Records supplied START
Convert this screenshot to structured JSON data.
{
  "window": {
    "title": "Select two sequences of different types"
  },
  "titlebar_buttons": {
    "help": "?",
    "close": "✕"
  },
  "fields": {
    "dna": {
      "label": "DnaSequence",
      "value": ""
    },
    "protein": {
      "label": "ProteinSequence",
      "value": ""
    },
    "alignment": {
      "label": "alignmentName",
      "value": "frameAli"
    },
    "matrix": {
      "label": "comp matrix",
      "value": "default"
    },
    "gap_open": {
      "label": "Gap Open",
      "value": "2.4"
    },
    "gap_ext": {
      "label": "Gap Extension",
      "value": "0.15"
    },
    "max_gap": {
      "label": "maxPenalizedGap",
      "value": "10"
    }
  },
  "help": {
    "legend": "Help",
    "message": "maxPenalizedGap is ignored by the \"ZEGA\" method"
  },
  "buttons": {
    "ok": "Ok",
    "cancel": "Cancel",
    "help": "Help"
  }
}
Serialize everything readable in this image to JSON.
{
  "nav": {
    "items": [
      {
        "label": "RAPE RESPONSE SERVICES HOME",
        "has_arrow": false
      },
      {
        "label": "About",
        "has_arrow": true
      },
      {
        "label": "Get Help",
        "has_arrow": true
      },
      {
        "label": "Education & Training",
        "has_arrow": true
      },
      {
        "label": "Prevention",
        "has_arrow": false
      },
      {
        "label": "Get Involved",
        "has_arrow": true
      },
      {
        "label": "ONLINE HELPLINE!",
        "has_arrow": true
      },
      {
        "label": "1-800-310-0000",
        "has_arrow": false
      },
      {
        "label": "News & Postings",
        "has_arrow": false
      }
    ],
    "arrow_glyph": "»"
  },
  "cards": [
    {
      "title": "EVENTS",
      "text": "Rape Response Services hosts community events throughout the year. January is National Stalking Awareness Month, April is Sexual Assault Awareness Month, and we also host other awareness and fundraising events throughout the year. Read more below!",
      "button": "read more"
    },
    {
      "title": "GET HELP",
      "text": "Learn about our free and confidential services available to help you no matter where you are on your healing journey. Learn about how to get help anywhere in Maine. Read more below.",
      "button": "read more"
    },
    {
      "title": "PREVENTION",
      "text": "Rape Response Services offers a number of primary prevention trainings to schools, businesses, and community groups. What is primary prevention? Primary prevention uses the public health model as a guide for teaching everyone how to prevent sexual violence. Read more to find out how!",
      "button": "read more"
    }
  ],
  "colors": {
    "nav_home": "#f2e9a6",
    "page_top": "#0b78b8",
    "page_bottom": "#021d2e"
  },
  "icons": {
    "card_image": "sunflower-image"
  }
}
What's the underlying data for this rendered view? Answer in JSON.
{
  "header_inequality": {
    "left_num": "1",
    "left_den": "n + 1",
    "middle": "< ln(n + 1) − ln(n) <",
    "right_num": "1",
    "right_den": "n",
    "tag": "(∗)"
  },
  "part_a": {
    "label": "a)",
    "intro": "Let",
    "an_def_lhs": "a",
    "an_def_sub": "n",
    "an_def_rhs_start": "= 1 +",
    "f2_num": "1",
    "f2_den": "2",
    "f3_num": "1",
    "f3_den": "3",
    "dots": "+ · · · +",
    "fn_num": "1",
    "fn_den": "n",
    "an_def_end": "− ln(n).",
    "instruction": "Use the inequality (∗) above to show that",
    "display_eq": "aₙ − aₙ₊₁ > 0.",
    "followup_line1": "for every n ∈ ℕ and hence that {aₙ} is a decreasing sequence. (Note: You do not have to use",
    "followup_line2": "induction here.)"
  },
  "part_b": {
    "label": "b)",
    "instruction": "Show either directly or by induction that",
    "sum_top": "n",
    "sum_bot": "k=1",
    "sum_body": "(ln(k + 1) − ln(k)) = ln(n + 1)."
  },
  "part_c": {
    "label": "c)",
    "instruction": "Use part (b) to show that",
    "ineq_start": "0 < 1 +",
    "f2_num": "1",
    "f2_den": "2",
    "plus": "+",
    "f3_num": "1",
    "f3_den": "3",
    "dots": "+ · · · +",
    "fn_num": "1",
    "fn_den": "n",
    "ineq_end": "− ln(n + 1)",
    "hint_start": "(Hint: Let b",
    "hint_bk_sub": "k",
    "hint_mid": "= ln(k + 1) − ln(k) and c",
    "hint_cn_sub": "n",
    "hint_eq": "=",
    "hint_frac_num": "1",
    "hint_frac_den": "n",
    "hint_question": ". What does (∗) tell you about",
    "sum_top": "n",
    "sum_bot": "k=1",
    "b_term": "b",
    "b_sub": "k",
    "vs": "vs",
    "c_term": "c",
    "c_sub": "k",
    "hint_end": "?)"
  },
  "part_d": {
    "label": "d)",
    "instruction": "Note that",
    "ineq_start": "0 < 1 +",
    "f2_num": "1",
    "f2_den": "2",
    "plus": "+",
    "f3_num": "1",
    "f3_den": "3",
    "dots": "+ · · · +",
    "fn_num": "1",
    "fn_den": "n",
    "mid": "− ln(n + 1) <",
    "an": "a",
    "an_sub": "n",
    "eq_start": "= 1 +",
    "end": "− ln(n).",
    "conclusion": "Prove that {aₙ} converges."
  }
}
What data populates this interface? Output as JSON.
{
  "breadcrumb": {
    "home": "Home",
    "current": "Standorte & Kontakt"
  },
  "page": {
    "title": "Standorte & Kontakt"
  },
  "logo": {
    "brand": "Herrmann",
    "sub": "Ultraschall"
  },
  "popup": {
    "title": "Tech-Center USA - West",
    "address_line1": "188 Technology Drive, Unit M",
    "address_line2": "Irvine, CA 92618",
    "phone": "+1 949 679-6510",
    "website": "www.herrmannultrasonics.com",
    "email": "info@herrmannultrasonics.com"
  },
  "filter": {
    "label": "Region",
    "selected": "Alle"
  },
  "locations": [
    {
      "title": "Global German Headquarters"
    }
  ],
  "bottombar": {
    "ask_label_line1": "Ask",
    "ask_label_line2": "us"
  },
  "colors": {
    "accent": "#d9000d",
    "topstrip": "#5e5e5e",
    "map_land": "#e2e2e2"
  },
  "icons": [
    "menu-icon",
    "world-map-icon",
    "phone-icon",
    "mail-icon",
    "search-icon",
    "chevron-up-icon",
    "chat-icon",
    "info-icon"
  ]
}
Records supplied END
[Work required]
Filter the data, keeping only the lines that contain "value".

[Solution to this task]
      "value": ""
      "value": ""
      "value": "frameAli"
      "value": "default"
      "value": "2.4"
      "value": "0.15"
      "value": "10"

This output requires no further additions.